Problem statement: Without the pictures, return each record as it appears.

===== Material shown

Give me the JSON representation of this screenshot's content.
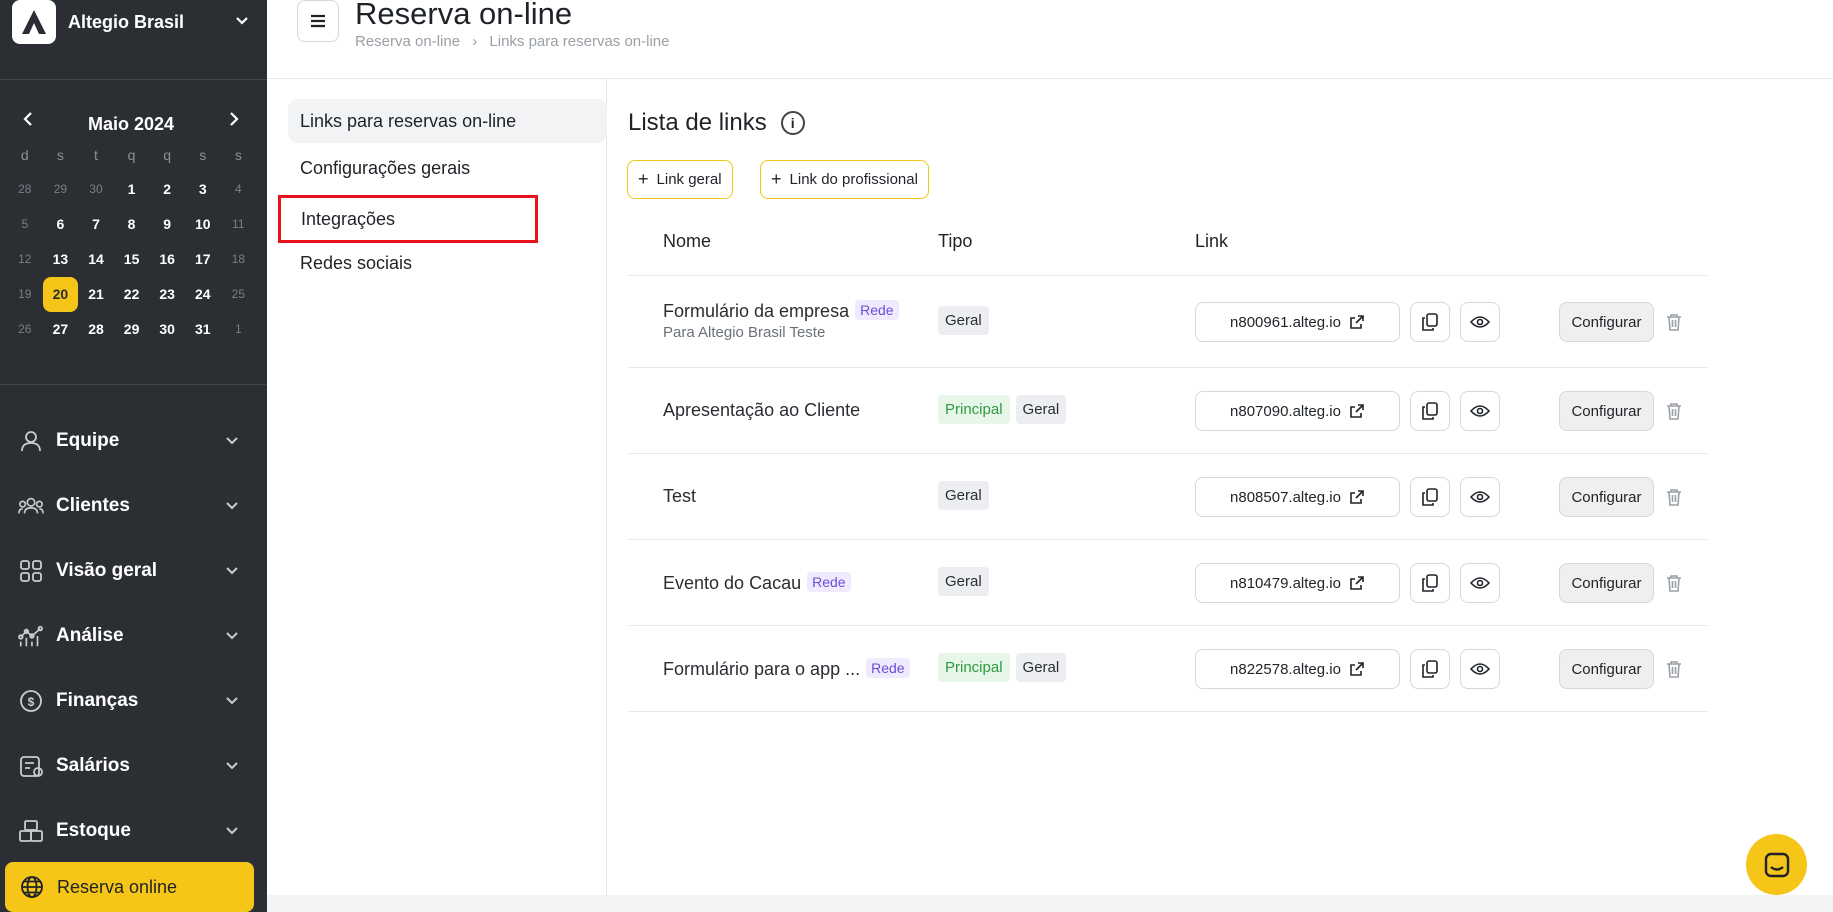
{
  "company": {
    "name": "Altegio Brasil",
    "logo_icon": "altegio-logo"
  },
  "calendar": {
    "title": "Maio 2024",
    "weekdays": [
      "d",
      "s",
      "t",
      "q",
      "q",
      "s",
      "s"
    ],
    "weeks": [
      [
        "28",
        "29",
        "30",
        "1",
        "2",
        "3",
        "4"
      ],
      [
        "5",
        "6",
        "7",
        "8",
        "9",
        "10",
        "11"
      ],
      [
        "12",
        "13",
        "14",
        "15",
        "16",
        "17",
        "18"
      ],
      [
        "19",
        "20",
        "21",
        "22",
        "23",
        "24",
        "25"
      ],
      [
        "26",
        "27",
        "28",
        "29",
        "30",
        "31",
        "1"
      ]
    ],
    "today": "20"
  },
  "nav": {
    "items": [
      {
        "label": "Equipe",
        "icon": "user-icon"
      },
      {
        "label": "Clientes",
        "icon": "users-icon"
      },
      {
        "label": "Visão geral",
        "icon": "grid-icon"
      },
      {
        "label": "Análise",
        "icon": "analytics-icon"
      },
      {
        "label": "Finanças",
        "icon": "finance-icon"
      },
      {
        "label": "Salários",
        "icon": "salary-icon"
      },
      {
        "label": "Estoque",
        "icon": "stock-icon"
      }
    ],
    "active": {
      "label": "Reserva online",
      "icon": "globe-icon"
    }
  },
  "header": {
    "title": "Reserva on-line",
    "breadcrumbs": [
      "Reserva on-line",
      "Links para reservas on-line"
    ]
  },
  "subnav": {
    "items": [
      "Links para reservas on-line",
      "Configurações gerais",
      "Integrações",
      "Redes sociais"
    ]
  },
  "main": {
    "title": "Lista de links",
    "buttons": {
      "general": "Link geral",
      "professional": "Link do profissional"
    },
    "columns": {
      "name": "Nome",
      "type": "Tipo",
      "link": "Link"
    },
    "rows": [
      {
        "name": "Formulário da empresa",
        "badge": "Rede",
        "subtitle": "Para Altegio Brasil Teste",
        "tags": [
          "Geral"
        ],
        "link": "n800961.alteg.io"
      },
      {
        "name": "Apresentação ao Cliente",
        "badge": "",
        "subtitle": "",
        "tags": [
          "Principal",
          "Geral"
        ],
        "link": "n807090.alteg.io"
      },
      {
        "name": "Test",
        "badge": "",
        "subtitle": "",
        "tags": [
          "Geral"
        ],
        "link": "n808507.alteg.io"
      },
      {
        "name": "Evento do Cacau",
        "badge": "Rede",
        "subtitle": "",
        "tags": [
          "Geral"
        ],
        "link": "n810479.alteg.io"
      },
      {
        "name": "Formulário para o app ...",
        "badge": "Rede",
        "subtitle": "",
        "tags": [
          "Principal",
          "Geral"
        ],
        "link": "n822578.alteg.io"
      }
    ],
    "configure_label": "Configurar"
  },
  "colors": {
    "accent": "#f5c518",
    "sidebar": "#2b2f33",
    "highlight": "#e8141d"
  }
}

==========

Response below:
Give me the JSON representation of this screenshot's content.
{
  "company": {
    "name": "Altegio Brasil",
    "logo_icon": "altegio-logo"
  },
  "calendar": {
    "title": "Maio 2024",
    "weekdays": [
      "d",
      "s",
      "t",
      "q",
      "q",
      "s",
      "s"
    ],
    "weeks": [
      [
        "28",
        "29",
        "30",
        "1",
        "2",
        "3",
        "4"
      ],
      [
        "5",
        "6",
        "7",
        "8",
        "9",
        "10",
        "11"
      ],
      [
        "12",
        "13",
        "14",
        "15",
        "16",
        "17",
        "18"
      ],
      [
        "19",
        "20",
        "21",
        "22",
        "23",
        "24",
        "25"
      ],
      [
        "26",
        "27",
        "28",
        "29",
        "30",
        "31",
        "1"
      ]
    ],
    "today": "20"
  },
  "nav": {
    "items": [
      {
        "label": "Equipe",
        "icon": "user-icon"
      },
      {
        "label": "Clientes",
        "icon": "users-icon"
      },
      {
        "label": "Visão geral",
        "icon": "grid-icon"
      },
      {
        "label": "Análise",
        "icon": "analytics-icon"
      },
      {
        "label": "Finanças",
        "icon": "finance-icon"
      },
      {
        "label": "Salários",
        "icon": "salary-icon"
      },
      {
        "label": "Estoque",
        "icon": "stock-icon"
      }
    ],
    "active": {
      "label": "Reserva online",
      "icon": "globe-icon"
    }
  },
  "header": {
    "title": "Reserva on-line",
    "breadcrumbs": [
      "Reserva on-line",
      "Links para reservas on-line"
    ]
  },
  "subnav": {
    "items": [
      "Links para reservas on-line",
      "Configurações gerais",
      "Integrações",
      "Redes sociais"
    ]
  },
  "main": {
    "title": "Lista de links",
    "buttons": {
      "general": "Link geral",
      "professional": "Link do profissional"
    },
    "columns": {
      "name": "Nome",
      "type": "Tipo",
      "link": "Link"
    },
    "rows": [
      {
        "name": "Formulário da empresa",
        "badge": "Rede",
        "subtitle": "Para Altegio Brasil Teste",
        "tags": [
          "Geral"
        ],
        "link": "n800961.alteg.io"
      },
      {
        "name": "Apresentação ao Cliente",
        "badge": "",
        "subtitle": "",
        "tags": [
          "Principal",
          "Geral"
        ],
        "link": "n807090.alteg.io"
      },
      {
        "name": "Test",
        "badge": "",
        "subtitle": "",
        "tags": [
          "Geral"
        ],
        "link": "n808507.alteg.io"
      },
      {
        "name": "Evento do Cacau",
        "badge": "Rede",
        "subtitle": "",
        "tags": [
          "Geral"
        ],
        "link": "n810479.alteg.io"
      },
      {
        "name": "Formulário para o app ...",
        "badge": "Rede",
        "subtitle": "",
        "tags": [
          "Principal",
          "Geral"
        ],
        "link": "n822578.alteg.io"
      }
    ],
    "configure_label": "Configurar"
  },
  "colors": {
    "accent": "#f5c518",
    "sidebar": "#2b2f33",
    "highlight": "#e8141d"
  }
}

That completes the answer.